Total 751 breast cancer patients have full field digital mammography (FFDM) which before surgery and chemotherapy were enrolled from 2011 to 2015. The patients include luminal-like (80.5%), basal-like (14.6%) and HER2-postive subtypes (4.9%). The receptor status was abstracted from clinical pathology records, and supplemented by IHC staining of tumor sections. In these patients, there are 9.76% patients were relapsing and 7.3% patients were metastasized. The breast density and volumetric measure was based on accumulated X-ray doses assessments by Volpara™ (Volpara version 1.4.2, Matakina Technology, NZ). The FFDM image from 58,550 health women enrolled from 2011 to 2015 were also used to generate the normal model and make the comparison baseline. All needed FFDM images were obtained from the Department of Medical Imaging, Changhua Christian Hospital, Taiwan.
The mean breast density of patients with basal-like and HER2-positive are higher than the healthy women density baseline from 3.3% to 5%. The mean fibroglandular tissue volume of patients was significant larger than health women. The mean fibroglandular tissue volume of HER2-positive (66.74 cm3, SD = 8.12) and basal-like patients (81.04 cm3, SD = 33.37) was significant larger than the volume of luminal-A (46.04 cm3, SD = 28.87) and luminal-B patients (41.71 cm3, SD = 18.55), and also larger than the mean fibroglandular tissue volume of health women from age 45 to 65 (38.36 cm3, SD = 20.47).
Because of the breast tissue composition, the variation of breast density and fibroglandular tissue volume can be the good predictor in cancer risk and for the subtype classification, especially from breast cancer patients with HER2-positive and basal-like subtype.
Clinical trial identification
This study was approved by the Institutional Review Board of Changhua Christian Hospital, Taiwan (No. 160110).

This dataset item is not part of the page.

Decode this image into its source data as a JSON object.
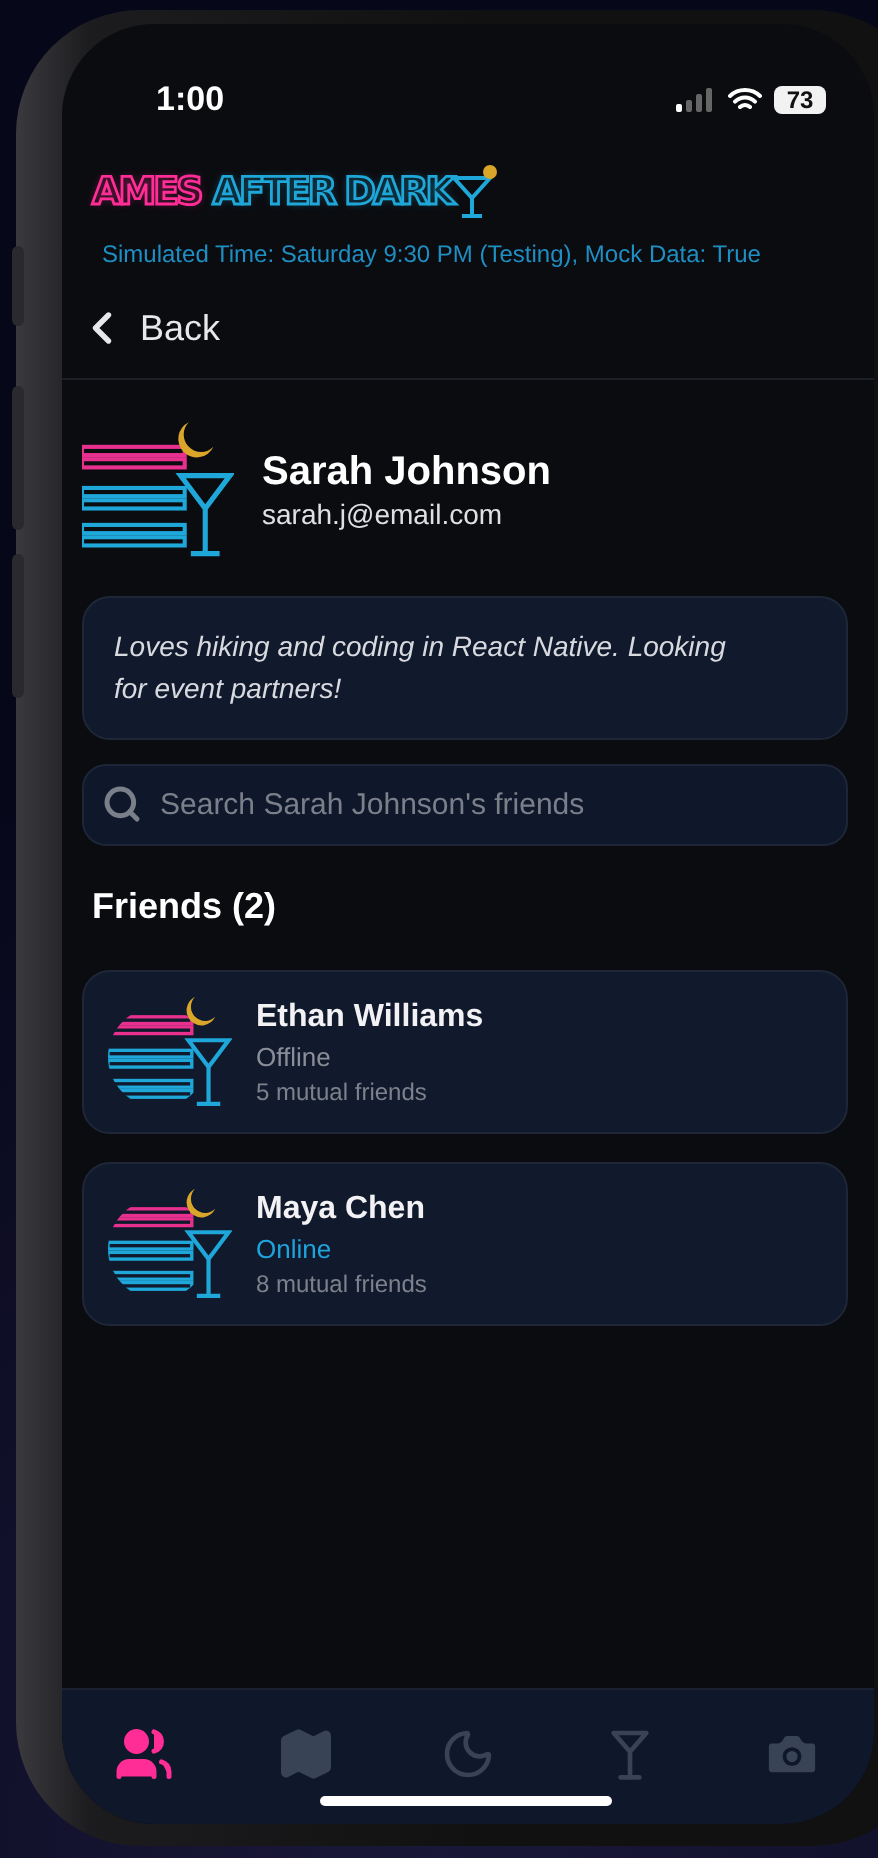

Legal entity responsible for the study
Department of Research, Changhua Christian Hospital
All authors have declared no conflicts of interest.